Verizon's 5G network is in a dire situation, but this could help it catch up.
Verizon recently began deploying low-band spectrum as a way to claim nationwide coverage, but much of it is shared with 4G LTE using a technology called DSS. We have a page to explain everything you need to know about 5G on Verizon, but simply put, the carrier needs the mid-band spectrum to stay competitive in the 5G race.
5G on AT&T isn't in quite as desperate a spot as Verizon, as the company spent more than $23 billion for 1,600 licenses. The company deployed both mmWave and low-band spectrum early on to provide coverage where it needs it and also takes advantage of DSS to help carry the weight.
Then there's T-Mobile. The Magenta carrier purchased just over $9 billion for only 142 licenses. Having just absorbed Sprint, T-Mobile is sitting pretty on a goldmine of mid-band spectrum that it's been working to deploy. Add that to the mmWave and swaths of low-band spectrum that the company has rolled out, and T-Mobile 5G is already in a good place. This is why T-Mobile has been often named the best 5G network, and that title is unlikely to go anywhere now that the company is offering truly unlimited data again with its new Magenta plans.

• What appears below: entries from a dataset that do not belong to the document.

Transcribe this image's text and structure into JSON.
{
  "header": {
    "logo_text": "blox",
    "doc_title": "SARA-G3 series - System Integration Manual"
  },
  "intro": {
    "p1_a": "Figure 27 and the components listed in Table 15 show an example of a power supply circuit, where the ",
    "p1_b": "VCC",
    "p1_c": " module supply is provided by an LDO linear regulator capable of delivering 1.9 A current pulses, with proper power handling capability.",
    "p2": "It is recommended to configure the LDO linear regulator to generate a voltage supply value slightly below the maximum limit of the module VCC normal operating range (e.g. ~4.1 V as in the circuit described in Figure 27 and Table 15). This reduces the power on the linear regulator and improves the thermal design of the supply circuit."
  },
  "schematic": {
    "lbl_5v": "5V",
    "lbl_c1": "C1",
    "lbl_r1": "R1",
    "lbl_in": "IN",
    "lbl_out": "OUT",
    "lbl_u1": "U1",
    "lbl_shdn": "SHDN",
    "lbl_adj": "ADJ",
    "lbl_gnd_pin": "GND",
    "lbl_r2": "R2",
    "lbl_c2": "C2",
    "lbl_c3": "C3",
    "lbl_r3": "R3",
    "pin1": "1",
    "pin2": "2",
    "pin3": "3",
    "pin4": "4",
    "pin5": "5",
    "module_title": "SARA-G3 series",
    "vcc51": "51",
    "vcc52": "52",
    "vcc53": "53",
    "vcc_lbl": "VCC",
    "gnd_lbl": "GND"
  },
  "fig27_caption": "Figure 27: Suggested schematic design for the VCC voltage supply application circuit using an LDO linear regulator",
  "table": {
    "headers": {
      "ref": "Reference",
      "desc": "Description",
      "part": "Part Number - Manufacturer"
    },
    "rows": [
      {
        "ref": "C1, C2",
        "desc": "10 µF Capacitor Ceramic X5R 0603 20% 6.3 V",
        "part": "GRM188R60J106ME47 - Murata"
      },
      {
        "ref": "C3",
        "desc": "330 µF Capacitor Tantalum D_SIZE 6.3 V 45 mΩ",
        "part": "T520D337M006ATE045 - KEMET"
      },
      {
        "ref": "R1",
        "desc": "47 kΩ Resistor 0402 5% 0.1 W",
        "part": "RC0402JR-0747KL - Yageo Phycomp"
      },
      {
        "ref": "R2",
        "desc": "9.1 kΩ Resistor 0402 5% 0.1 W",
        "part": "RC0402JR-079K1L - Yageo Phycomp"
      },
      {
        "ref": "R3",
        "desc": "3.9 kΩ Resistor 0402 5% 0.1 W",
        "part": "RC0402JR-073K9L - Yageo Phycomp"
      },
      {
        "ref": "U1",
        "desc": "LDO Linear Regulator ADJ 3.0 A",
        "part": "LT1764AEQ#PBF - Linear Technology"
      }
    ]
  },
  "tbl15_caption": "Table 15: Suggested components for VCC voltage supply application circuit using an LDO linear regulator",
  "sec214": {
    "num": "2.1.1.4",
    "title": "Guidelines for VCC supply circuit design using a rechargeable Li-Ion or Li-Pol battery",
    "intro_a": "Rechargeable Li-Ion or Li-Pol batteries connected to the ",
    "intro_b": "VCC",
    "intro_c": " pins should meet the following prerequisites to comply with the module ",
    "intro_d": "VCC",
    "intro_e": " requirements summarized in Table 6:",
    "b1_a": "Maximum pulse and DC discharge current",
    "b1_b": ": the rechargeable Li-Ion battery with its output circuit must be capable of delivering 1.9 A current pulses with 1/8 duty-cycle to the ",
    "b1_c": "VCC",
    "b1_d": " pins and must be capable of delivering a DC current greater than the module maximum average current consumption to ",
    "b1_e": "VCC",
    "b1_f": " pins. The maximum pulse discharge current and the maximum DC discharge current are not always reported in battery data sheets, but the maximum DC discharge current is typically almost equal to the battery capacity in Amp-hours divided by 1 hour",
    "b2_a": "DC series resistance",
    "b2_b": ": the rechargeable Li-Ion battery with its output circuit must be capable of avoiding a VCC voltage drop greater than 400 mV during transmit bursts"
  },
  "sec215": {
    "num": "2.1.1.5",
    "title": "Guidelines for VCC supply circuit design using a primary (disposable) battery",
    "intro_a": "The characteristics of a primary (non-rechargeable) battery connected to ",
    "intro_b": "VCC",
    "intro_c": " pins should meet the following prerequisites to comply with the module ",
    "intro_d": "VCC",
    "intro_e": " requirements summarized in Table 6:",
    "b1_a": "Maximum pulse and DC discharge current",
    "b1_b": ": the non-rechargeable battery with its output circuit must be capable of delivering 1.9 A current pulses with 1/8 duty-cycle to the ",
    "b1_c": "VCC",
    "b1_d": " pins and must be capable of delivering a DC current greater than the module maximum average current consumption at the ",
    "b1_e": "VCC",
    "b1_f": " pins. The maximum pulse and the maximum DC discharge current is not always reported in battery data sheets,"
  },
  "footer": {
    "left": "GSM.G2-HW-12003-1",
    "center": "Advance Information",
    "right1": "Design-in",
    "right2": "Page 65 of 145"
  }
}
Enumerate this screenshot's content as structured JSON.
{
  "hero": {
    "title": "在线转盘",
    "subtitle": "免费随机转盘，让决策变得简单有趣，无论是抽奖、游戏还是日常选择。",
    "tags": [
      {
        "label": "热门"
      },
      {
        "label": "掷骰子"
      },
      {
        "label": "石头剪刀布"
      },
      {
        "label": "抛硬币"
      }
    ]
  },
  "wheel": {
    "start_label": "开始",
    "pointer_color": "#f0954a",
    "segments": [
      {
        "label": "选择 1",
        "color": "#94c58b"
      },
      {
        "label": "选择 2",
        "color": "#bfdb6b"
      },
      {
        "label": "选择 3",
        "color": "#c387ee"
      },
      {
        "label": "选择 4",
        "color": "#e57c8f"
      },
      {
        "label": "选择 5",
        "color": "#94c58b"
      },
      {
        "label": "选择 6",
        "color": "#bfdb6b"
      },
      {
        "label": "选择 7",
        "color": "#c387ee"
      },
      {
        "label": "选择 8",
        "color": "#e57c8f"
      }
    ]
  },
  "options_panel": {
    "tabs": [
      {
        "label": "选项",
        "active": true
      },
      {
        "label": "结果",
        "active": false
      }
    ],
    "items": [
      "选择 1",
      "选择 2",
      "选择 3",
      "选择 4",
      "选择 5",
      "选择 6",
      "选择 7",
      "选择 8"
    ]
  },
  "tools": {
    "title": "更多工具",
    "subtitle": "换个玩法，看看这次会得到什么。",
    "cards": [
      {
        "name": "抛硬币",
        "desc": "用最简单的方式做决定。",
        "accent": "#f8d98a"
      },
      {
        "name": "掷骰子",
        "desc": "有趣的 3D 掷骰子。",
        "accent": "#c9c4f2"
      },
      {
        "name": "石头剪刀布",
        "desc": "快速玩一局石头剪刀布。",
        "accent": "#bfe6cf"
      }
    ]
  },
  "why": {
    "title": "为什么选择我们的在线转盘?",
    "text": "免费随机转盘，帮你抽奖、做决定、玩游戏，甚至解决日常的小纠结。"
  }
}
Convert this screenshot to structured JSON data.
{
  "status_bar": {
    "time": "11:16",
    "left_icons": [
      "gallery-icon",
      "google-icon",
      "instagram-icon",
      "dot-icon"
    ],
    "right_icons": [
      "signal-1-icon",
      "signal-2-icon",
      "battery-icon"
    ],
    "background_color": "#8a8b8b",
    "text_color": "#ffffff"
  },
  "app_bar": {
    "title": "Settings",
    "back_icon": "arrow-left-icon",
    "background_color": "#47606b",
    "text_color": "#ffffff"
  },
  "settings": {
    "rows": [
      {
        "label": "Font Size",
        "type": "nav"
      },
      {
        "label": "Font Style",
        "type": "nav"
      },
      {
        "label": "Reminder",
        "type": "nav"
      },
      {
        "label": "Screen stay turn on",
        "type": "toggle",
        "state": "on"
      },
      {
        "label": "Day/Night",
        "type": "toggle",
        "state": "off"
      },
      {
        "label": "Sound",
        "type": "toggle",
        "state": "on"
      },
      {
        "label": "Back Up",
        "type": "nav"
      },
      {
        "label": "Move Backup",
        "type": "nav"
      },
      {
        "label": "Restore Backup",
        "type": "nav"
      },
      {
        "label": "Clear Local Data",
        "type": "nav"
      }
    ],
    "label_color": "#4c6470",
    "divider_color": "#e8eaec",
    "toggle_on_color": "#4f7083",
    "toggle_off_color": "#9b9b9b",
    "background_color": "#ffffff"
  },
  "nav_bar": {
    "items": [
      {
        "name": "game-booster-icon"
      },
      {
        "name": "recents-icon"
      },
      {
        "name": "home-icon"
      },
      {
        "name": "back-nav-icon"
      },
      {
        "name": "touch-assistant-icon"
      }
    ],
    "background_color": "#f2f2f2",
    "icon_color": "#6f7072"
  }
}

All-in-all, over $80 billion was spent in the 5G auction, which is much more than the $50 billion analysts initially expected. This is good news for consumers, as it means the carriers are putting more money towards making their networks better. Don't expect to see any drastic changes any time soon, as it will take some time for carriers to deploy the spectrum. For now, it seems like T-Mobile will continue boasting its mid-band 5G as it rolls out to more cities.